According to Global Witness, six countries in the EU, the U.S. state of Delaware, and the British Virgin Islands, all played a key role in Denis-Christel Sassou-Nguesso’s scheme.
The campaign group said the money was siphoned off through an apparent sham contract the Congo-Brazzaville had with a Brazilian infrastructure company.
The alleged embezzlement dates from 2013 and 2014 and is linked to the Cypriots Companies that are secretly owned by Sassou-Nguesso.
The money-laundering scheme said to have been used by Sassou-Nguesso, an MP, as well as, the son and namesake of the man who has spent 35 years as president, is similar to the one his sister Claudia allegedly used to steal $20m of state funds, part of which she used to buy a luxury apartment in the Trump Tower in New York; allegations she has denied.
Investigators obtained documents that they said showed $675m left Congo-Brazzaville’s treasury, and that sums totalling more than $50 million subsequently went through companies in Delaware and the British Virgin Islands before reaching Cyprus.
Global Witness said Cypriot companies, which are secretly owned by Sassou-Nguesso, received the money through which he used it to make payments to companies based in Poland, Portugal, Spain and Switzerland.
“As we followed the trail of money we found that it was funnelled through several jurisdictions which pride themselves on having strong anti-money laundering regimes, such as the EU and the US,” said Mariana Abreu, who led the investigation.
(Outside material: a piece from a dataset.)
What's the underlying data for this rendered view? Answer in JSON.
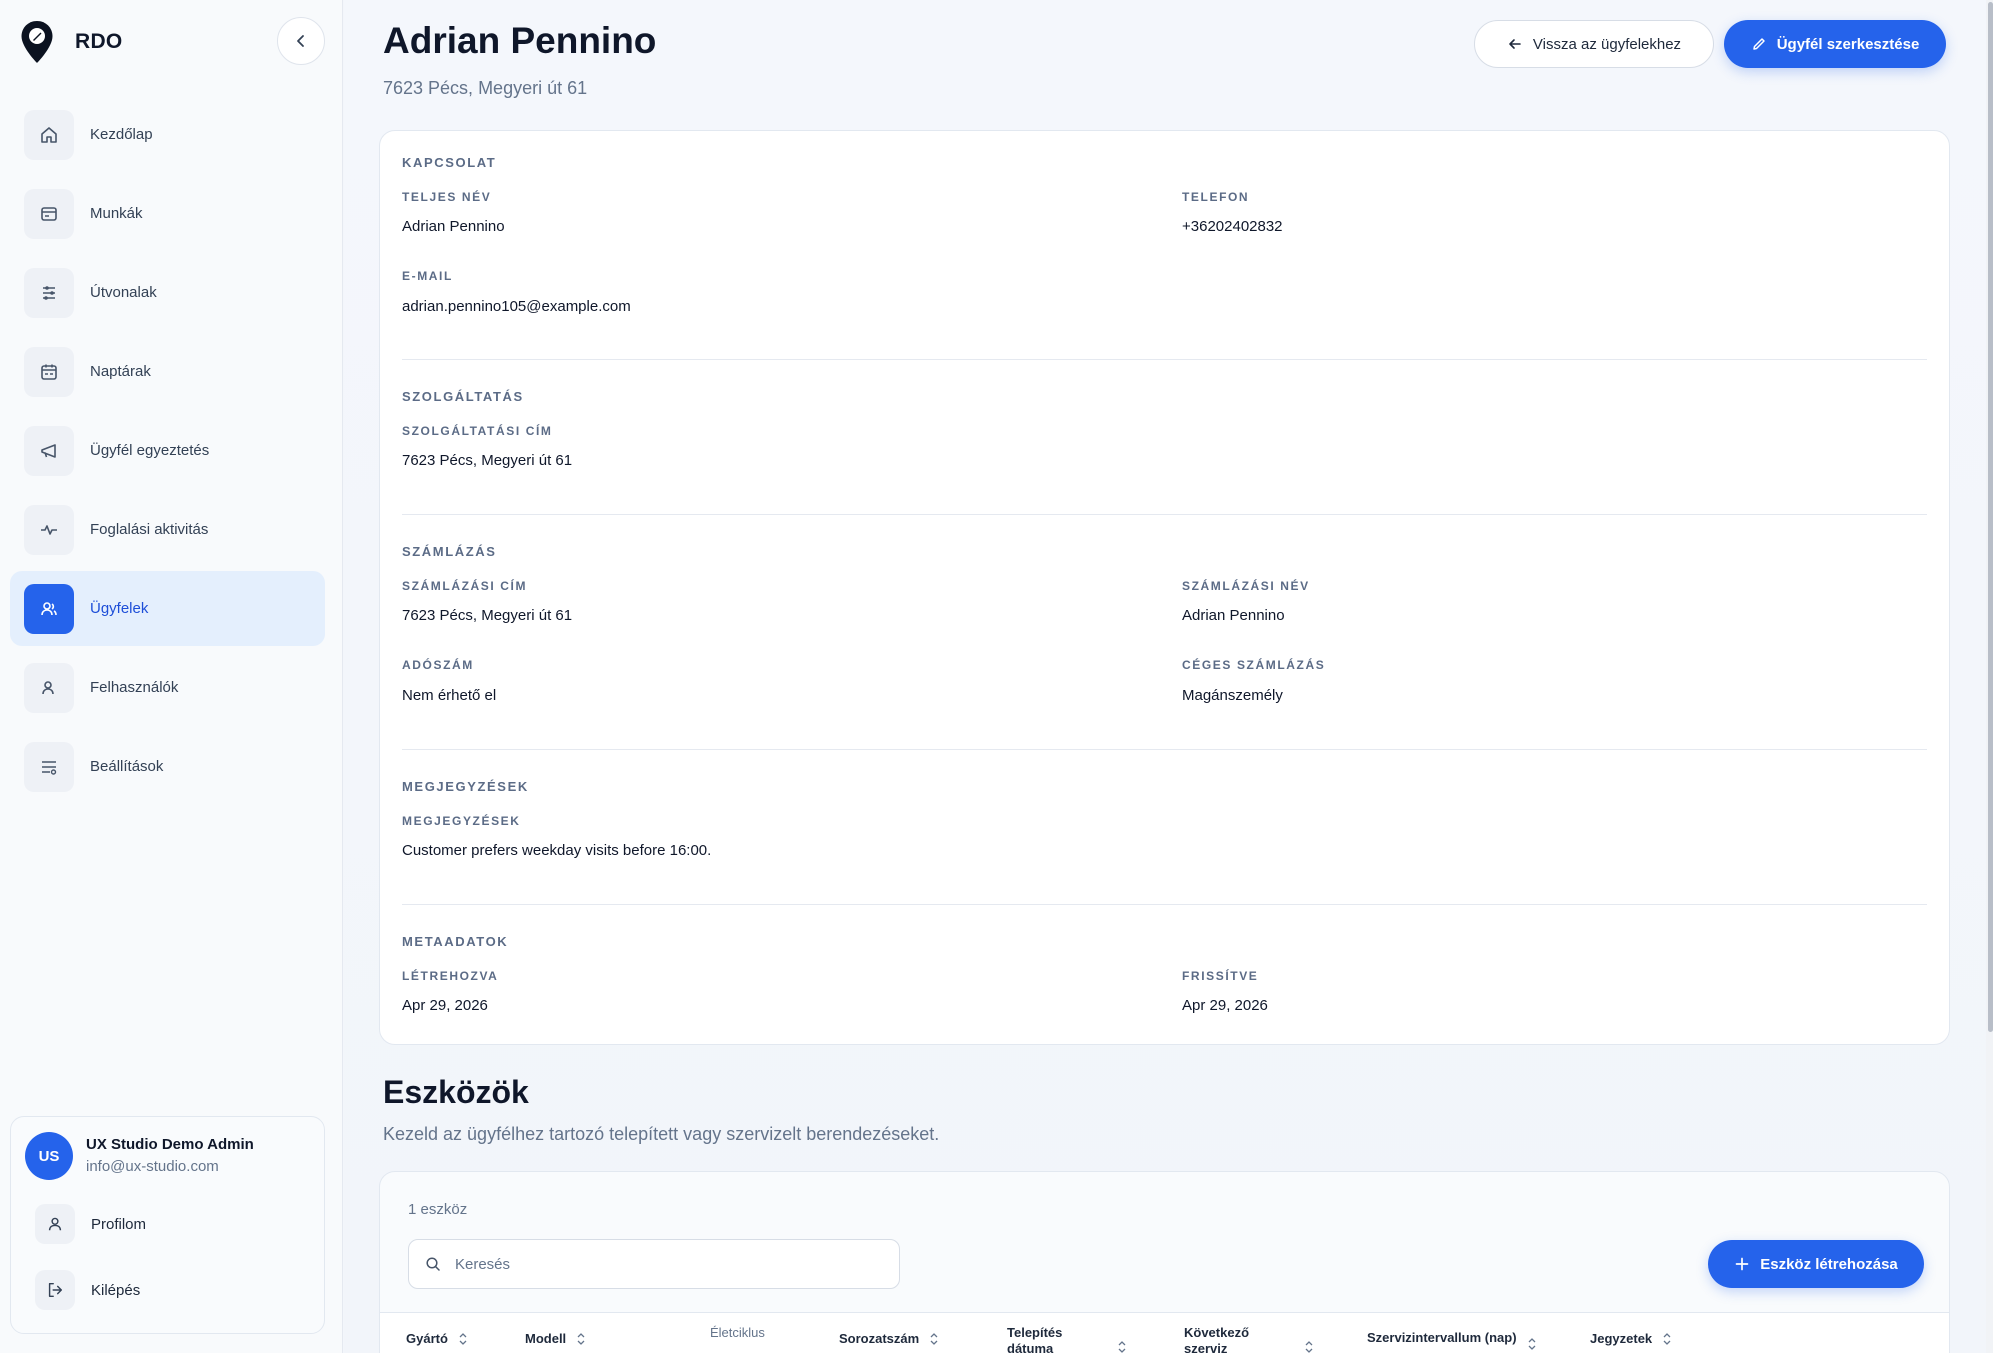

Congo-Brazzaville has large oil reserves, but almost half of its people live in poverty.
A Portuguese businessman, José Veiga, who is already under investigation for corruption, allegedly facilitated part of the money-laundering, by helping secure public works contracts in Congo-Brazzaville for the Brazilian company Asperbras.
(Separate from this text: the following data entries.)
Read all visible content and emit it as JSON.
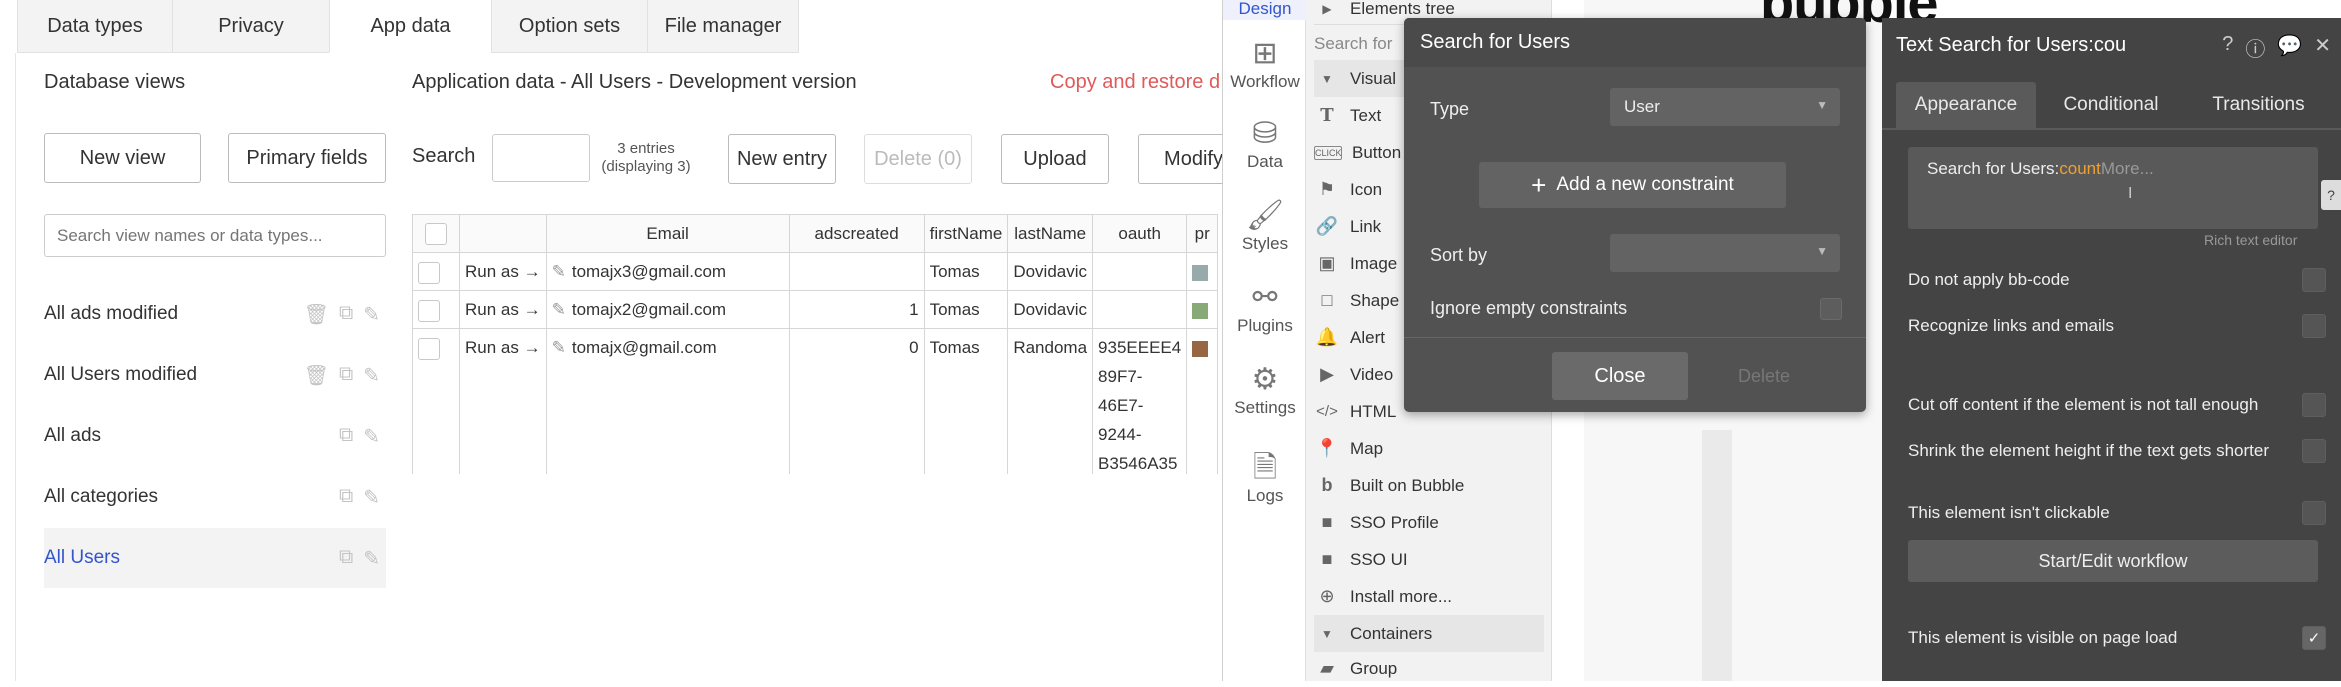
{
  "tabs": [
    "Data types",
    "Privacy",
    "App data",
    "Option sets",
    "File manager"
  ],
  "left": {
    "database_views_title": "Database views",
    "new_view": "New view",
    "primary_fields": "Primary fields",
    "search_views_placeholder": "Search view names or data types...",
    "views": [
      "All ads modified",
      "All Users modified",
      "All ads",
      "All categories",
      "All Users"
    ],
    "selected_view": "All Users"
  },
  "main": {
    "title": "Application data - All Users - Development version",
    "copy_restore": "Copy and restore d",
    "search_label": "Search",
    "entries": "3 entries",
    "displaying": "(displaying 3)",
    "new_entry": "New entry",
    "delete": "Delete (0)",
    "upload": "Upload",
    "modify": "Modify",
    "columns": [
      "Email",
      "adscreated",
      "firstName",
      "lastName",
      "oauth",
      "pr"
    ],
    "run_as": "Run as →",
    "rows": [
      {
        "email": "tomajx3@gmail.com",
        "adscreated": "",
        "first": "Tomas",
        "last": "Dovidavic",
        "oauth": ""
      },
      {
        "email": "tomajx2@gmail.com",
        "adscreated": "1",
        "first": "Tomas",
        "last": "Dovidavic",
        "oauth": ""
      },
      {
        "email": "tomajx@gmail.com",
        "adscreated": "0",
        "first": "Tomas",
        "last": "Randoma",
        "oauth_lines": [
          "935EEEE4",
          "89F7-",
          "46E7-",
          "9244-",
          "B3546A35"
        ]
      }
    ]
  },
  "vnav": [
    "Design",
    "Workflow",
    "Data",
    "Styles",
    "Plugins",
    "Settings",
    "Logs"
  ],
  "palette": {
    "elements_tree": "Elements tree",
    "search_placeholder": "Search for",
    "visual_section": "Visual",
    "items": [
      {
        "label": "Text",
        "icon": "text-icon"
      },
      {
        "label": "Button",
        "icon": "button-icon"
      },
      {
        "label": "Icon",
        "icon": "flag-icon"
      },
      {
        "label": "Link",
        "icon": "link-icon"
      },
      {
        "label": "Image",
        "icon": "image-icon"
      },
      {
        "label": "Shape",
        "icon": "shape-icon"
      },
      {
        "label": "Alert",
        "icon": "bell-icon"
      },
      {
        "label": "Video",
        "icon": "video-icon"
      },
      {
        "label": "HTML",
        "icon": "code-icon"
      },
      {
        "label": "Map",
        "icon": "pin-icon"
      },
      {
        "label": "Built on Bubble",
        "icon": "bubble-icon"
      },
      {
        "label": "SSO Profile",
        "icon": "square-icon"
      },
      {
        "label": "SSO UI",
        "icon": "square-icon"
      },
      {
        "label": "Install more...",
        "icon": "plus-circle-icon"
      }
    ],
    "containers": "Containers",
    "group": "Group"
  },
  "canvas_logo": "bubble",
  "dialog": {
    "title": "Search for Users",
    "type_label": "Type",
    "type_value": "User",
    "add_constraint": "Add a new constraint",
    "sort_by": "Sort by",
    "ignore_empty": "Ignore empty constraints",
    "close": "Close",
    "delete": "Delete"
  },
  "prop": {
    "title": "Text Search for Users:cou",
    "tabs": [
      "Appearance",
      "Conditional",
      "Transitions"
    ],
    "expr_prefix": "Search for Users:",
    "expr_op": "count",
    "expr_more": "More...",
    "rich_text": "Rich text editor",
    "options": [
      "Do not apply bb-code",
      "Recognize links and emails",
      "Cut off content if the element is not tall enough",
      "Shrink the element height if the text gets shorter",
      "This element isn't clickable"
    ],
    "workflow_btn": "Start/Edit workflow",
    "visible_label": "This element is visible on page load",
    "colors": {
      "accent": "#f0a030",
      "link": "#3355cc",
      "copy_restore": "#e05a5a"
    }
  }
}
According to Global Witness, Asperbras was contracted to carry out a geological survey, and subcontracted part of the work to a Cypriot company called Gabox Limited, despite the fact that Gabox had been set up just two days before the deal was signed, and had no employees or capital.
Gabox was to receive 25% of what Asperbras got from the Congolese government – $50m of the $200m that the Swiss NGO Public Eye said the project was worth.
Veiga, who is a former director of Benfica football club and was reportedly known as the “Portuguese wizard” of the Congolese president, was briefly arrested in 2016 as part of an investigation, still ongoing, into money laundering and international corruption.
He was released after three months in jail and a further two under house arrest. In 2017, responding to the Public Eye investigation, Veiga denied all the allegations against him, saying everything he had done was legal.
Documents obtained by Global Witness allegedly show that in November 2013, a department responsible for managing Congo-Brazzaville’s treasury transferred roughly $675m to a Delaware-based Asperbras subsidiary called Asperbras LLC, seemingly for major public works contracts.
According to Global Witness, 11 days later, Veiga set up a company in Cyprus called Gabox Ltd. Two days later, said Global Witness, this company signed a contract with Energy & Mining, an Asperbras LLC subsidiary based in the British Virgin Islands, ostensibly to carry out part of a geological mapping project in Congo-Brazzaville.
Global Witness, which has long campaigned for public registers of beneficial ownership in jurisdictions where it is difficult to ascertain who really owns companies, said the investigation showed that there were major gaps in the implementation of anti-corruption measures in European countries.
Earlier this year the anti-corruption NGO Global Witness also released documents that showed that the daughter of the president of Congo-Brazzaville had allegedly misappropriated public funds to buy a luxury apartment in the Donald Trump residential and hotel complex in New York.
Claudia Sassou-Nguesso, who is also the president’s director of communications, allegedly purchased the $7 million apartment in Manhattan in the summer of 2014, raising new concerns about Trump’s ties to international money laundering.